The world can be a dark place. Often in music we seek solace in songs of comfort and calm. But none of us would be here if we also didn’t find refuge in art that takes the darkness of the world and magnifies it. Heavy music can bring about catharsis like no other, and sometimes you just have to find the darkest, most punishing sounds available to try to get your head back on straight. Michigan’s own Sunlight’s Bane are here to live up to their name, and bring you just such an album, one so pitch black and full of spite that not even the warmth of daylight can touch it, The Blackest Volume.
Fully titled The Blackest Volume: Like All the Earth Was Buried, Sunlight’s Bane let you know what you’re getting into right off the bat. Dense, dark, and vicious, The Blackest Volume is a whirling mix of black metal and grindcore, pulling from the most abrasive aspects of both to create a sound as sharp as the blade of a knife and an atmosphere as heavy as a sledgehammer to the head (also thanks in large part to the mastering touch of Brad Boatright at Audiosiege). Tracks like opener “Praise the Venom Shield” and “From Heaven Wept” mix the thundering blast beats and tremolo riffs of black metal with the savage intensity of grind and hardcore, while “I am the Cold Harsh Whispers in Hell” and “The Blessed Ivory Tongue” showcase a more sludgy approach. The vocals here carry much of the weight of these songs and serve to cement these two dynamics together; ranging from roar to noisy shriek, they perfectly carry the tension and suffocating atmosphere Sunlight’s Bane set out to achieve. This is a crushing affair that drives a sense of real unease into the listener with every discordant blast and menacing breakdown.
My issue with The Blackest Volume comes mostly with the pacing and structure of the album. The songs that start the album off are the faster, more raucous songs, while the second half of the album is stacked more heavily with the mid-tempo cuts. This makes the back half of the album feel like it drags on more than the initial half. The decision to not end the album on “With Fear This Love is Given,” a definite emotional high point and a track that feels perfectly suited to cap off the listening experience, seems like an unconventional choice, especially given that there is another 8 plus minute song following it. There also feels to me like a fair bit of fat could have been trimmed from some of these compositions. “Cursed Diminished Years” ends with a sample that feels overly drawn out, while “Dance of Thorns” could have been removed from the album altogether without detriment. With just a little restructuring, this album could have been a lean and mean first offering that would have sent Sunlight’s Bane blasting out of the gate.

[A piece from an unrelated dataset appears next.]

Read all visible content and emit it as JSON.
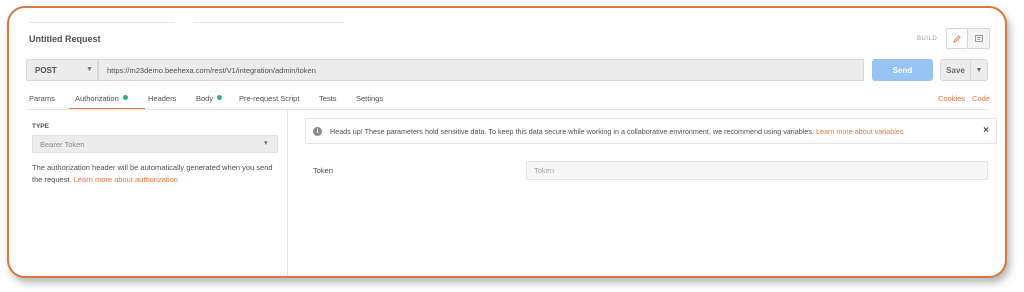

At the end of the day, however, I would still rather that a band tried out too many ideas on their debut than to come out of the gate already holding themselves back. The Blackest Volume excels in its satisfyingly heavy atmosphere, and certainly has riffs enough to make any extreme metal fan happy. Any faults one could find with this album should not deter you from giving it the listen it deserves. There is always room for refinement, and on The Blackest Volume, Sunlight’s Bane have laid good groundwork for themselves to flourish into a force to be reckoned with.